St. Patrick youth ministers H Dorian and Antoinette Kaiser have been chatting with Hudson-area high school and middle school students Friday evenings through Instagram. They also delivered 275 care packages to youths.
Nativity of Our Lord Parish in Rhinelander’s director of religious education, Barbara Eretto, complimented their parish’s youth minister Laura Fenzl for going “above and beyond what we ask her to do as a youth minister, to be sure our families are being cared for both physically and spiritually.” After providing digital resources, Fenzl followed up with personal contact to each family and provided them with packets of resource books and activities.
Efforts to connect with youth, who are already digitally savvy, have been easier to come by. However, both youths and young adults are experiencing their own unique struggles.

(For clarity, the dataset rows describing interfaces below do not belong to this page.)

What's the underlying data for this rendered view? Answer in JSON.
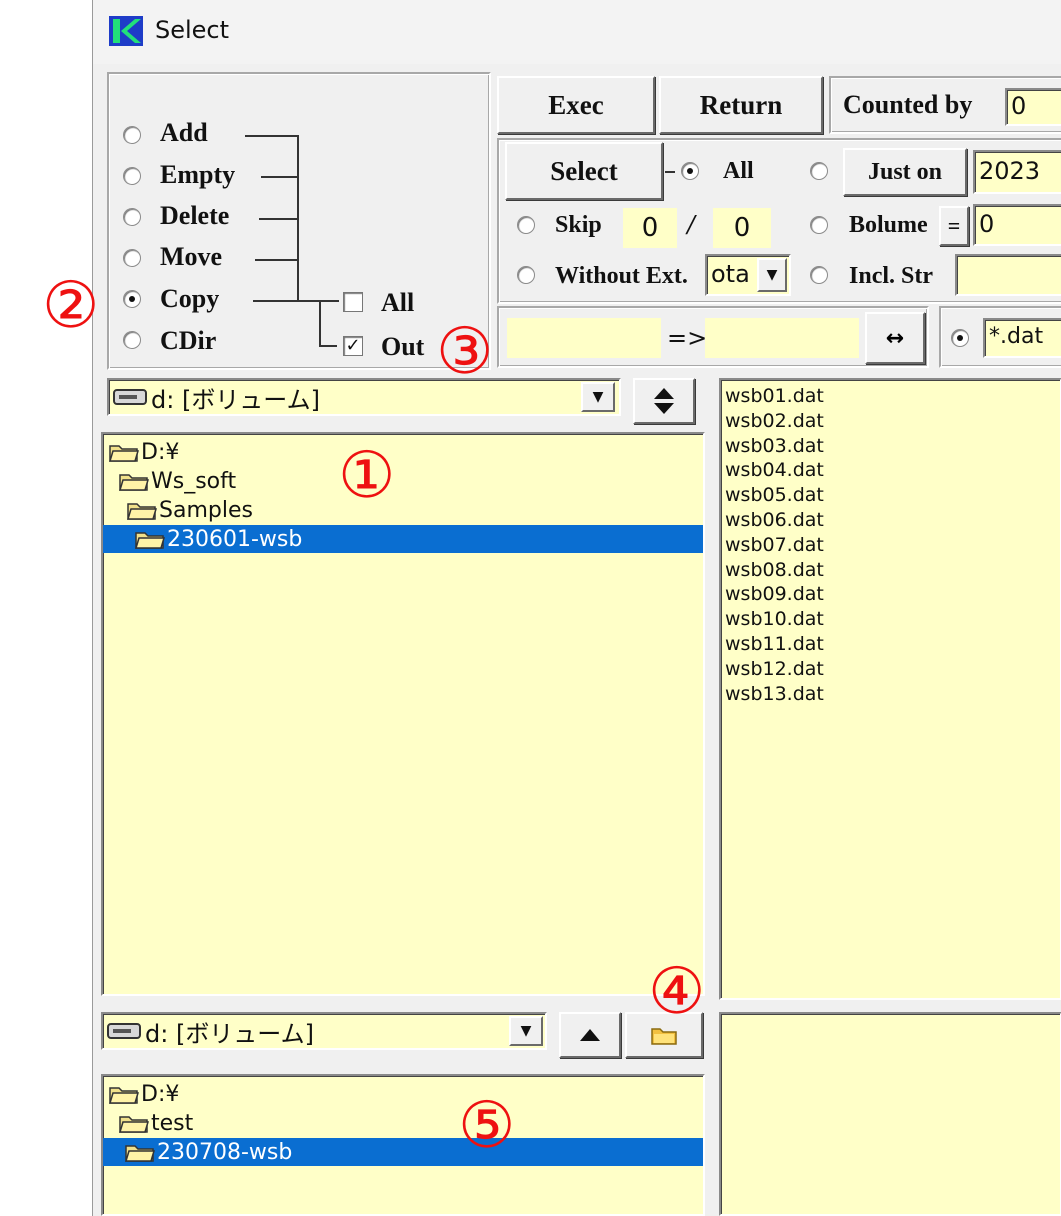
{
  "window": {
    "title": "Select"
  },
  "mode_group": {
    "options": [
      {
        "label": "Add",
        "selected": false
      },
      {
        "label": "Empty",
        "selected": false
      },
      {
        "label": "Delete",
        "selected": false
      },
      {
        "label": "Move",
        "selected": false
      },
      {
        "label": "Copy",
        "selected": true
      },
      {
        "label": "CDir",
        "selected": false
      }
    ],
    "checks": [
      {
        "label": "All",
        "checked": false,
        "mark": ""
      },
      {
        "label": "Out",
        "checked": true,
        "mark": "✓"
      }
    ]
  },
  "toolbar": {
    "exec_label": "Exec",
    "return_label": "Return",
    "counted_by_label": "Counted by",
    "counted_by_value": "0",
    "select_label": "Select",
    "all_label": "All",
    "just_on_label": "Just on",
    "year_value": "2023",
    "skip_label": "Skip",
    "skip_from": "0",
    "skip_sep": "/",
    "skip_to": "0",
    "bolume_label": "Bolume",
    "bolume_op": "=",
    "bolume_value": "0",
    "without_ext_label": "Without Ext.",
    "without_ext_value": "ota",
    "incl_str_label": "Incl. Str",
    "incl_str_value": "",
    "rename_from": "",
    "rename_arrow": "=>",
    "rename_to": "",
    "swap_label": "↔",
    "filter_value": "*.dat"
  },
  "source": {
    "drive": "d: [ボリューム]",
    "tree": [
      {
        "label": "D:¥",
        "indent": 0,
        "selected": false
      },
      {
        "label": "Ws_soft",
        "indent": 1,
        "selected": false
      },
      {
        "label": "Samples",
        "indent": 2,
        "selected": false
      },
      {
        "label": "230601-wsb",
        "indent": 3,
        "selected": true
      }
    ],
    "files": [
      "wsb01.dat",
      "wsb02.dat",
      "wsb03.dat",
      "wsb04.dat",
      "wsb05.dat",
      "wsb06.dat",
      "wsb07.dat",
      "wsb08.dat",
      "wsb09.dat",
      "wsb10.dat",
      "wsb11.dat",
      "wsb12.dat",
      "wsb13.dat"
    ]
  },
  "destination": {
    "drive": "d: [ボリューム]",
    "tree": [
      {
        "label": "D:¥",
        "indent": 0,
        "selected": false
      },
      {
        "label": "test",
        "indent": 1,
        "selected": false
      },
      {
        "label": "230708-wsb",
        "indent": 2,
        "selected": true
      }
    ]
  },
  "annotations": [
    "①",
    "②",
    "③",
    "④",
    "⑤"
  ],
  "icons": {
    "app": "k-logo-icon",
    "drive": "drive-icon",
    "folder": "folder-icon",
    "updown": "up-down-arrows-icon",
    "up": "up-arrow-icon",
    "newfolder": "new-folder-icon"
  },
  "colors": {
    "panel": "#ffffc8",
    "selection": "#0a6ed1",
    "annotation": "#ee1111"
  }
}
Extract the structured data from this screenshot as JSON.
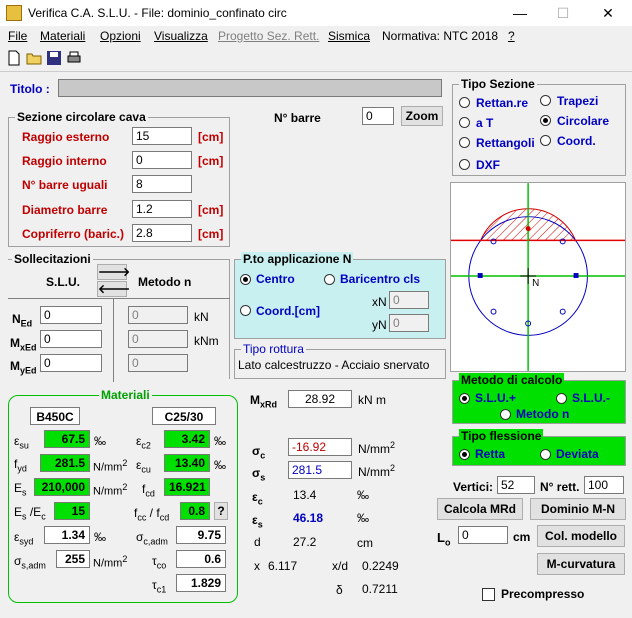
{
  "window": {
    "title": "Verifica C.A. S.L.U. - File: dominio_confinato circ",
    "minimize": "—",
    "maximize": "☐",
    "close": "✕"
  },
  "menu": [
    "File",
    "Materiali",
    "Opzioni",
    "Visualizza",
    "Progetto Sez. Rett.",
    "Sismica",
    "Normativa: NTC 2018",
    "?"
  ],
  "titolo": {
    "label": "Titolo :",
    "value": ""
  },
  "tipo_sezione": {
    "label": "Tipo Sezione",
    "options": [
      "Rettan.re",
      "Trapezi",
      "a T",
      "Circolare",
      "Rettangoli",
      "Coord.",
      "DXF"
    ],
    "selected": "Circolare"
  },
  "sezione": {
    "label": "Sezione circolare cava",
    "raggio_esterno": {
      "label": "Raggio esterno",
      "value": "15",
      "unit": "[cm]"
    },
    "raggio_interno": {
      "label": "Raggio interno",
      "value": "0",
      "unit": "[cm]"
    },
    "barre_uguali": {
      "label": "N° barre uguali",
      "value": "8"
    },
    "diametro": {
      "label": "Diametro barre",
      "value": "1.2",
      "unit": "[cm]"
    },
    "copriferro": {
      "label": "Copriferro (baric.)",
      "value": "2.8",
      "unit": "[cm]"
    }
  },
  "nbarre": {
    "label": "N° barre",
    "value": "0",
    "zoom": "Zoom"
  },
  "sollecitazioni": {
    "label": "Sollecitazioni",
    "slu": "S.L.U.",
    "metodo": "Metodo n",
    "ned": "0",
    "mxed": "0",
    "myed": "0",
    "n_n": "0",
    "m_n": "0",
    "o_n": "0",
    "unit_kn": "kN",
    "unit_knm": "kNm"
  },
  "pto_applicazione": {
    "label": "P.to applicazione N",
    "centro": "Centro",
    "baricentro": "Baricentro cls",
    "coord": "Coord.[cm]",
    "xn_label": "xN",
    "xn": "0",
    "yn_label": "yN",
    "yn": "0"
  },
  "tipo_rottura": {
    "label": "Tipo rottura",
    "value": "Lato calcestruzzo - Acciaio snervato"
  },
  "materiali": {
    "label": "Materiali",
    "acciaio": "B450C",
    "cls": "C25/30",
    "esu": "67.5",
    "ec2": "3.42",
    "fyd": "281.5",
    "ecu": "13.40",
    "es": "210,000",
    "fcd": "16.921",
    "es_ec": "15",
    "fcc_fcd": "0.8",
    "esyd": "1.34",
    "sc_adm": "9.75",
    "ss_adm": "255",
    "tco": "0.6",
    "tc1": "1.829",
    "permille": "‰",
    "nmm2": "N/mm",
    "q": "?"
  },
  "risultati": {
    "mxrd": "28.92",
    "mxrd_unit": "kN m",
    "sc": "-16.92",
    "ss": "281.5",
    "nmm2": "N/mm",
    "ec": "13.4",
    "es": "46.18",
    "permille": "‰",
    "d": "27.2",
    "d_unit": "cm",
    "x": "6.117",
    "x_d": "0.2249",
    "delta": "0.7211",
    "d_label": "d",
    "x_label": "x",
    "xd_label": "x/d"
  },
  "metodo_calcolo": {
    "label": "Metodo di calcolo",
    "options": [
      "S.L.U.+",
      "S.L.U.-",
      "Metodo n"
    ],
    "selected": "S.L.U.+"
  },
  "tipo_flessione": {
    "label": "Tipo flessione",
    "options": [
      "Retta",
      "Deviata"
    ],
    "selected": "Retta"
  },
  "vertici": {
    "label": "Vertici:",
    "value": "52",
    "nrett_label": "N° rett.",
    "nrett": "100"
  },
  "buttons": {
    "calcola": "Calcola MRd",
    "dominio": "Dominio M-N",
    "col_modello": "Col. modello",
    "m_curvatura": "M-curvatura"
  },
  "lo": {
    "label": "L",
    "value": "0",
    "unit": "cm"
  },
  "precompresso": "Precompresso",
  "diagram_label": "N"
}
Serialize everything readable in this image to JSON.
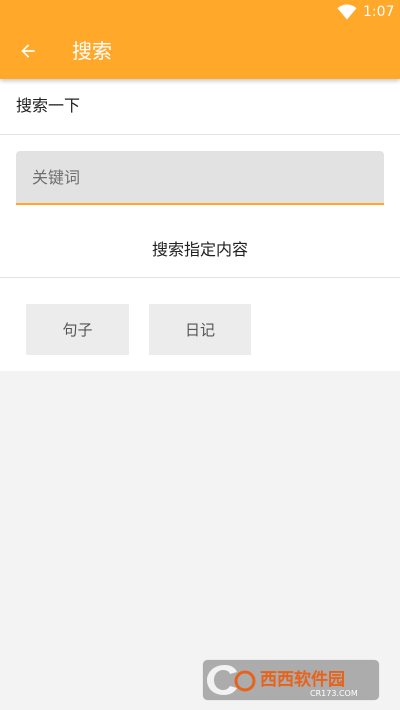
{
  "status_bar": {
    "time": "1:07",
    "wifi_icon": "wifi-full-icon"
  },
  "app_bar": {
    "back_icon": "arrow-back-icon",
    "title": "搜索"
  },
  "search": {
    "section_label": "搜索一下",
    "input_placeholder": "关键词",
    "input_value": ""
  },
  "filter": {
    "heading": "搜索指定内容",
    "options": [
      {
        "label": "句子"
      },
      {
        "label": "日记"
      }
    ]
  },
  "watermark": {
    "brand_text": "西西软件园",
    "url_text": "CR173.COM"
  },
  "colors": {
    "accent": "#ffa82a",
    "background": "#f3f3f3",
    "surface": "#ffffff",
    "chip_background": "#ececec",
    "input_background": "#e2e2e2",
    "watermark_orange": "#e8631a",
    "watermark_blue": "#1a6fd1"
  }
}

Many in the diocese are familiar with Bryn Rademaker, who served with Totus Tuus and as a summer intern. Rademaker is engaged to be married in April.
Recognizing that her situation is somewhat singular, Rademaker said, “I have a strong sense that all young adults are experiencing similar emotions during this time of crisis.
“We all probably have waves of ups – good books, video calls and time outdoors – and downs – isolation and loneliness, finding ourselves bored and tempted to scroll social media and comparing to everyone else.”
“There is a huge lack of (personal) control lately, and I feel as if I can’t plan anything at all because things are changing every single day,” she said.
Rademaker and her fiancé have a strong sense of hope knowing they will eventually receive the sacrament of marriage, “but also despair and disappointment as our wedding plans crumble each day.”
What she is hearing about most from her peers is a struggle that has been echoed in social media posts and comments by adults of all ages – “fear of the unknown.”
The college graduate is finding strength in prayer and Scripture. She can “understand and relate with a lot of people in the Old Testament” like never before.
What she continues to remind herself of is applicable to all people of faith, each facing particular unknowns due to the COVID-19 pandemic in the diocese, and through family and friends in other parts of the country and world.
“I just keep reminding myself that the Lord is kind and merciful, that I can trust in him even when it seems hopeless and unknown,” she said.